Lebanese American University students sailed a ‘Phoenician ship’ from Byblos to the Beirut port — and it was all made out of plastic bottles, the National News Agency reported.
Students worked with the ‘Chreek’ environmental nonprofit to collect more than 50,000 plastic bottles to build the ship. More than 25,000 were used in its construction, officials said.
Jbeil Mayor Wissam Zaarour said the project worked in cooperation with the Byblos Municipality, and aims at drawing attention to the environmental damage caused by non-sorting of waste.
“(The ship) is an environmental symbol because the boat is made of 50,000 plastic bottles aimed at raising awareness about the dangers of this type of waste,” Zaarour told the National News Agency. “It’s also cultural symbolism by embodying the Phoenician vessels that were used for trade and export of Lebanese cedar wood through the Jbeil coast.”
According to the LAU organizers, 50,000 bottles represents 10 percent of daily usage of plastic bottles in Lebanon.
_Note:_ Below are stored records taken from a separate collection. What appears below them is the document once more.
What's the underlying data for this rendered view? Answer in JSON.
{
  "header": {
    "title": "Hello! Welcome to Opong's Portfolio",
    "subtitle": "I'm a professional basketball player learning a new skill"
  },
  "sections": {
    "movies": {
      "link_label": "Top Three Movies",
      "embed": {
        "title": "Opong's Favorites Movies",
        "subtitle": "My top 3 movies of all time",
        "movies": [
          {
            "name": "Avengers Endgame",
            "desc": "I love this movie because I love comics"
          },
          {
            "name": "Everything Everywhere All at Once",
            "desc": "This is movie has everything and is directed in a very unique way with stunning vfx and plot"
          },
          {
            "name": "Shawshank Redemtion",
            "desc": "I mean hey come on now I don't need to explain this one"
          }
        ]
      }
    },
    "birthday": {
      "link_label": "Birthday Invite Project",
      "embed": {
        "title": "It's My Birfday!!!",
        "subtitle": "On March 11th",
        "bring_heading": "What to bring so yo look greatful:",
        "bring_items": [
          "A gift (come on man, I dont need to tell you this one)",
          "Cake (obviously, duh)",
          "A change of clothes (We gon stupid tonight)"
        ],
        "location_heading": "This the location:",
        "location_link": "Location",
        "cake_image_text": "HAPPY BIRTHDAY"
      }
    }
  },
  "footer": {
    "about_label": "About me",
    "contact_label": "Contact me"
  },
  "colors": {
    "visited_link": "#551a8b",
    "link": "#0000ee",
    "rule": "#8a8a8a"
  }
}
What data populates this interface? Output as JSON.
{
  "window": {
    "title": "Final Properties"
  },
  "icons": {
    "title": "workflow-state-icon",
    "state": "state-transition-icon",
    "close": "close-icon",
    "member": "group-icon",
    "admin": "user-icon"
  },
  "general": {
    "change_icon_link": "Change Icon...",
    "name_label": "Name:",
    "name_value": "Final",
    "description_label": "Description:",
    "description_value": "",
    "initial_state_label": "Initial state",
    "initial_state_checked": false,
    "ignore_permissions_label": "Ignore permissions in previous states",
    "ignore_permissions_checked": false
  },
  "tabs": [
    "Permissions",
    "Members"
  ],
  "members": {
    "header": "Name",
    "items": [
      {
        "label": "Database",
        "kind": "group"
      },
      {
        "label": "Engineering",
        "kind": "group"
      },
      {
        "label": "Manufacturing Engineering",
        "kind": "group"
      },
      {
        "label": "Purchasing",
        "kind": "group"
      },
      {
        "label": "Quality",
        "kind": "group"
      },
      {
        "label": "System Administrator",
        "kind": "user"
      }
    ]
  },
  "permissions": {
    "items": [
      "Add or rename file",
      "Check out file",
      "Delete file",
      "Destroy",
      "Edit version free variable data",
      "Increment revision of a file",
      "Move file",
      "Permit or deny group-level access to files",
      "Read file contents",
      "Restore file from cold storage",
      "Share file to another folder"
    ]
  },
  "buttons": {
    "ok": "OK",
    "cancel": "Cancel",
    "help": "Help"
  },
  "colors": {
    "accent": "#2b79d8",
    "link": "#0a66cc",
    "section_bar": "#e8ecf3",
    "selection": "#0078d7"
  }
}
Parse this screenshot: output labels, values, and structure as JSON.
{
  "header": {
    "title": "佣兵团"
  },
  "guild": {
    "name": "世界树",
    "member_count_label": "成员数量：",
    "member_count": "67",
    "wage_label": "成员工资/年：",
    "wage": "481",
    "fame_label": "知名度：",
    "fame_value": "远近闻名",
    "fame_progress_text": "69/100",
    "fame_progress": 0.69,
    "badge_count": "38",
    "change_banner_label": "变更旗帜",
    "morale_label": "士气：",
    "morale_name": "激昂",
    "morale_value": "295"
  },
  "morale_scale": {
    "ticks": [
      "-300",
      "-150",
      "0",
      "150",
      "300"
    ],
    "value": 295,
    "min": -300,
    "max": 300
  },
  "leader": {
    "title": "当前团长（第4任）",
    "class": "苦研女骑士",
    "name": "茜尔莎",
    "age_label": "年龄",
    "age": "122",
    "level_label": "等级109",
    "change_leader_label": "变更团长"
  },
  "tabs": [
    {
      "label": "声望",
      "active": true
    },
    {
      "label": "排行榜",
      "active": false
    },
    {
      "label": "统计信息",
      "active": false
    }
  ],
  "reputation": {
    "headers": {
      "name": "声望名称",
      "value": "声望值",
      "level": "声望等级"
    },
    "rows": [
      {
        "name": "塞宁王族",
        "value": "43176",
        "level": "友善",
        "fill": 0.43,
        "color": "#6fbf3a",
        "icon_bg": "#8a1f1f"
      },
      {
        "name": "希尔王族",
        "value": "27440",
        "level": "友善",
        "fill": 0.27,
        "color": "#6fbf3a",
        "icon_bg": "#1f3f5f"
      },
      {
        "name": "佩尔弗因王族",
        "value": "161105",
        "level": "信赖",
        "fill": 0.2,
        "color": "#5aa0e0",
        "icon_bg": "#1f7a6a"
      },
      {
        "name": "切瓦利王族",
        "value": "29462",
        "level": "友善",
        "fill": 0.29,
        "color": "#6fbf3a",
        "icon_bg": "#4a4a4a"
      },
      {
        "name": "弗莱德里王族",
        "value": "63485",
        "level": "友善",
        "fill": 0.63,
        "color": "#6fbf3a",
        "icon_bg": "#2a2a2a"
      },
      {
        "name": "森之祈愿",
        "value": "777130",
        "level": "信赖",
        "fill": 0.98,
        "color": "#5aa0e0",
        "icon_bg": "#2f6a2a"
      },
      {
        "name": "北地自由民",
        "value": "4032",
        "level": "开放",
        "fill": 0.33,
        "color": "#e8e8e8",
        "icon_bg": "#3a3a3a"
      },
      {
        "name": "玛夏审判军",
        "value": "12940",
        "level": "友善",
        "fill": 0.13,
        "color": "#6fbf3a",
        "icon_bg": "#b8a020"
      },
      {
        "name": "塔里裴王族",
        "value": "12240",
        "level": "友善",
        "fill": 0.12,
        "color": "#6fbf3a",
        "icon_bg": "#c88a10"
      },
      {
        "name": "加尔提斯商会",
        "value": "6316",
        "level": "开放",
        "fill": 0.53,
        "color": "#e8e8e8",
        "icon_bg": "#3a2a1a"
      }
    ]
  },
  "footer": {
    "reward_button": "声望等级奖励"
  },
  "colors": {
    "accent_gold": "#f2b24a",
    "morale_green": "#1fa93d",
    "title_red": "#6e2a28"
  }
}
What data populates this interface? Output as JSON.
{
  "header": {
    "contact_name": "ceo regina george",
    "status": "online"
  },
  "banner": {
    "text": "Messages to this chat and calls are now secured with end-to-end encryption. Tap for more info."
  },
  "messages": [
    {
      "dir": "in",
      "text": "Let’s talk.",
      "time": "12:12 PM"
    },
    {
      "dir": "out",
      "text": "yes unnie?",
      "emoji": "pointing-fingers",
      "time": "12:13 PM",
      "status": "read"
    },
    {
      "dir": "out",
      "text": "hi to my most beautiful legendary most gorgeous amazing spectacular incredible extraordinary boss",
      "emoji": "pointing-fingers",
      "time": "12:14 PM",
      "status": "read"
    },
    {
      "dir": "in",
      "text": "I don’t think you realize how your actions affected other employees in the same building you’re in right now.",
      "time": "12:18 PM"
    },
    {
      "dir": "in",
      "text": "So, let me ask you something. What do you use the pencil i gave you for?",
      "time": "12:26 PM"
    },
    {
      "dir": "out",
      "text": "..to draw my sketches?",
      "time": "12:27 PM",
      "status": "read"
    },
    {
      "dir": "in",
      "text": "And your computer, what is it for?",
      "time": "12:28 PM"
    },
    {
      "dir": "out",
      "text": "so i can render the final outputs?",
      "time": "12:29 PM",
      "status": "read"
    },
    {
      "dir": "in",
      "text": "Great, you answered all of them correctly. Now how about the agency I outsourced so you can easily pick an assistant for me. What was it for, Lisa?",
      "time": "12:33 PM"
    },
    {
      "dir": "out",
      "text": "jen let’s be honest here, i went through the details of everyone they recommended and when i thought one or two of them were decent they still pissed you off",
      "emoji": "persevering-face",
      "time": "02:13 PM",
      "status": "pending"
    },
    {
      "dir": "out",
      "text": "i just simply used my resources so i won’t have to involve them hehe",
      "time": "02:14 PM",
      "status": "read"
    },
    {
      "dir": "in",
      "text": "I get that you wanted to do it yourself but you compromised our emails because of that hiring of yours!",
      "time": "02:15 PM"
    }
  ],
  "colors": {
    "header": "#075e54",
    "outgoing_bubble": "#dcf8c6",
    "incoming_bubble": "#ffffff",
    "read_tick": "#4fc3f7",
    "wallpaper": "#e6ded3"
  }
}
Students said the project also aims to show how plastic waste does not decompose in nature, while celebrating Phoenician history known for its manufacturing of ships.
A ceremony held in Byblos was attended by Lebanese Culture Minister Ghattas Khoury, Lebanese American University President Joseph Jabbra and the Chreek Association Head George Ghafari, among other government and university officials.
The attendees sent off the ship from the coast of Jbeil to the Beirut port.